Houso child who was evicted now has a $1.5 million real estate portfolio: He shares his advice and the one mistake he’ll never make again
- Kev Tran is a first-generation migrant
- Mr. Tran lived on the Housing Committee in Sydney
- His real estate portfolio totals approximately $1.5 million
A man has revealed how he built a $1.5 million real estate portfolio after growing up on the housing commission and being evicted at age 21.
Father to a Kev Tran is a first-generation migrant whose parents settled in the Western Sydney suburb of Liverpool after leaving Vietnam in the 1980s.
Mr. Tran’s parents made poor real estate investment decisions, which landed the family in social housing.
Father to a Kev Tran is a first-generation migrant who, despite growing up on the housing commission and being evicted at age 21, has built a real estate portfolio worth $1.5 million
The 36-year-old, who works as a buyer’s agent with Sydney firm InvestorKit, vowed not to make the same mistakes as his parents and now owns three properties.
After failing high school, Mr. Tran worked in restaurants, casinos, and factories for minimum wages, crediting his parents for instilling a strong work ethic in him.
“I could see that saving and thrifting was a big part of how our family operated. They worked very hard and they saved a lot.” Mr. Tran told news.com.au.
Mr Tran explained that his parents sold their investment properties in Sydney in the early 2000s – a decision that broke the marriage.
His mother wanted to keep the property, but his father believed that house prices in Sydney would rise and so the couple eventually decided to sell the house.
Prices in Sydney continued to rise, leading to a rift in his parents’ marriage, leading to the couple’s separation during the last years of Mr Tran’s high school.
Young Mr. Tran was on his way to higher education at university, but the broken household caused his grades to plummet, resulting in a mysterious ATAR score – a grade below 30.
His mother met a new partner and moved to Melbourne, while Mr. Tran shared a room with his father as they searched for a place of their own.
At the age of 21, he was kicked out of the house because he couldn’t get along with the woman his father remarried.
Mr. Tran’s life started to change when he got a job as a VIP host at the Star Casino.
He claimed the role “opened his eyes” as he was exposed to a level of money that was the opposite of his austere upbringing.

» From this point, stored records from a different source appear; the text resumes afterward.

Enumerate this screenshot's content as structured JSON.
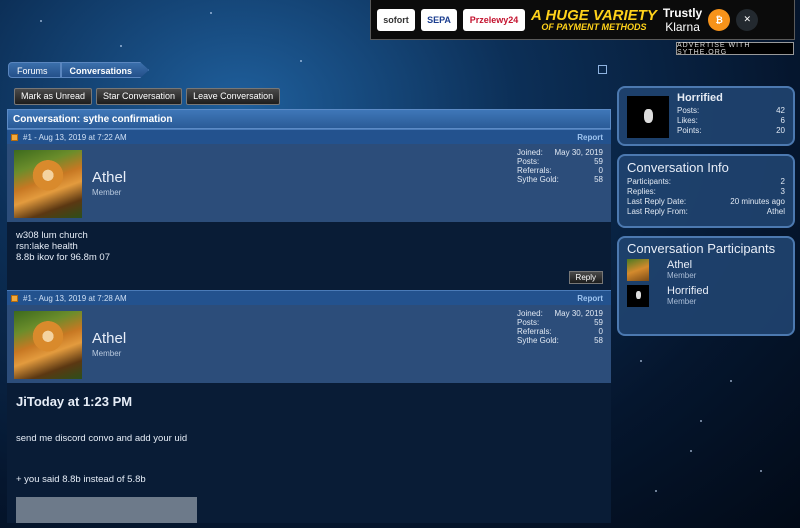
{
  "ad": {
    "logos": [
      "sofort",
      "SEPA",
      "Przelewy24",
      "Klarna"
    ],
    "headline": "A HUGE VARIETY",
    "subline": "OF PAYMENT METHODS",
    "trusty": "Trustly",
    "advertise": "Advertise with sythe.org"
  },
  "breadcrumb": {
    "forums": "Forums",
    "conversations": "Conversations"
  },
  "buttons": {
    "mark_unread": "Mark as Unread",
    "star": "Star Conversation",
    "leave": "Leave Conversation"
  },
  "conversation": {
    "title": "Conversation: sythe confirmation"
  },
  "messages": [
    {
      "header": "#1 - Aug 13, 2019 at 7:22 AM",
      "report": "Report",
      "user": {
        "name": "Athel",
        "role": "Member"
      },
      "stats": [
        {
          "label": "Joined:",
          "value": "May 30, 2019"
        },
        {
          "label": "Posts:",
          "value": "59"
        },
        {
          "label": "Referrals:",
          "value": "0"
        },
        {
          "label": "Sythe Gold:",
          "value": "58"
        }
      ],
      "lines": [
        "w308 lum church",
        "rsn:lake health",
        "8.8b ikov for 96.8m 07"
      ],
      "reply": "Reply"
    },
    {
      "header": "#1 - Aug 13, 2019 at 7:28 AM",
      "report": "Report",
      "user": {
        "name": "Athel",
        "role": "Member"
      },
      "stats": [
        {
          "label": "Joined:",
          "value": "May 30, 2019"
        },
        {
          "label": "Posts:",
          "value": "59"
        },
        {
          "label": "Referrals:",
          "value": "0"
        },
        {
          "label": "Sythe Gold:",
          "value": "58"
        }
      ],
      "big": "JiToday at 1:23 PM",
      "line1": "send me discord convo and add your uid",
      "line2": "+ you said 8.8b instead of 5.8b"
    }
  ],
  "sidebar": {
    "profile": {
      "name": "Horrified",
      "stats": [
        {
          "label": "Posts:",
          "value": "42"
        },
        {
          "label": "Likes:",
          "value": "6"
        },
        {
          "label": "Points:",
          "value": "20"
        }
      ]
    },
    "info": {
      "title": "Conversation Info",
      "rows": [
        {
          "label": "Participants:",
          "value": "2"
        },
        {
          "label": "Replies:",
          "value": "3"
        },
        {
          "label": "Last Reply Date:",
          "value": "20 minutes ago"
        },
        {
          "label": "Last Reply From:",
          "value": "Athel"
        }
      ]
    },
    "participants": {
      "title": "Conversation Participants",
      "list": [
        {
          "name": "Athel",
          "role": "Member"
        },
        {
          "name": "Horrified",
          "role": "Member"
        }
      ]
    }
  }
}
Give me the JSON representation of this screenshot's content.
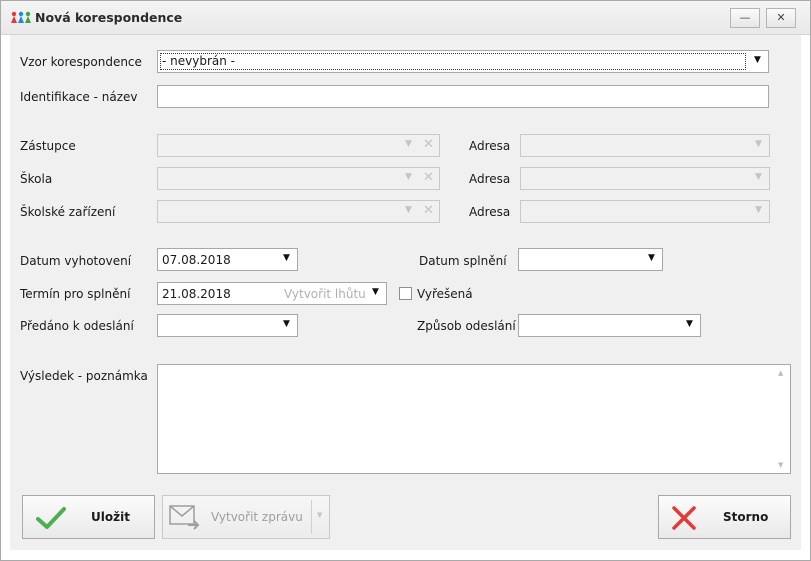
{
  "window": {
    "title": "Nová korespondence",
    "minimize_symbol": "—",
    "close_symbol": "✕"
  },
  "form": {
    "vzor_label": "Vzor korespondence",
    "vzor_value": "- nevybrán -",
    "identifikace_label": "Identifikace - název",
    "identifikace_value": "",
    "zastupce_label": "Zástupce",
    "skola_label": "Škola",
    "skolske_label": "Školské zařízení",
    "adresa_label": "Adresa",
    "datum_vyhotoveni_label": "Datum vyhotovení",
    "datum_vyhotoveni_value": "07.08.2018",
    "termin_label": "Termín pro splnění",
    "termin_value": "21.08.2018",
    "termin_hint": "Vytvořit lhůtu",
    "predano_label": "Předáno k odeslání",
    "predano_value": "",
    "datum_splneni_label": "Datum splnění",
    "datum_splneni_value": "",
    "vyresena_label": "Vyřešená",
    "vyresena_checked": false,
    "zpusob_label": "Způsob odeslání",
    "zpusob_value": "",
    "vysledek_label": "Výsledek - poznámka",
    "vysledek_value": ""
  },
  "buttons": {
    "save_label": "Uložit",
    "create_message_label": "Vytvořit zprávu",
    "cancel_label": "Storno"
  },
  "icons": {
    "app": "people-icon",
    "save": "checkmark-icon",
    "message": "envelope-arrow-icon",
    "cancel": "x-icon",
    "dropdown": "dropdown-arrow-icon",
    "clear": "clear-x-icon"
  },
  "colors": {
    "check_green": "#4caf50",
    "cancel_red": "#e53935",
    "panel_bg": "#f0f0f0"
  }
}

His interest in real estate grew as he started listening to podcasts and reading books before owning his first property at age 26.
Mr. Tran acquired his first property aged 26 – a $450,000 mansion in the Melbourne suburb of Cranbourne (pictured)
His second real estate purchase was a $380,000 three-bedroom house in the regional Victorian town of Ballarat, which increased in value by more than a quarter of a million dollars in three years.
The property was a $450,000 off-the-plan mansion in the Melbourne suburb of Cranbourne.
“When I settled it I hoped it would have increased in value, but it didn’t. That was unfortunate,” said Mr. Tran.
‘When I bought it I didn’t know much about real estate. I’ve had him the longest and he’s grown the least. It’s not underperforming,” Mr. Tran said.
Mr. Tran decided not to buy any more properties from the plan and wanted to expand his portfolio with properties available for rent for a faster return on investment.
His second real estate purchase was a $380,000 three-bedroom house in the regional Victorian town of Ballarat, which quickly became neutral.
After owning the property for three years, the house was revalued and, to Mr. Tran’s surprise, had increased in value by more than a quarter of a million dollars.
“I was able to refinance those for $650,000,” he said.
For his third purchase, Mr. Tran used the equity from his second investment to pay the full down payment on a property in Towoomba, Queensland.
Mr. Tran wants to make plans to continue building his real estate portfolio, which is now valued at about $1.5 million.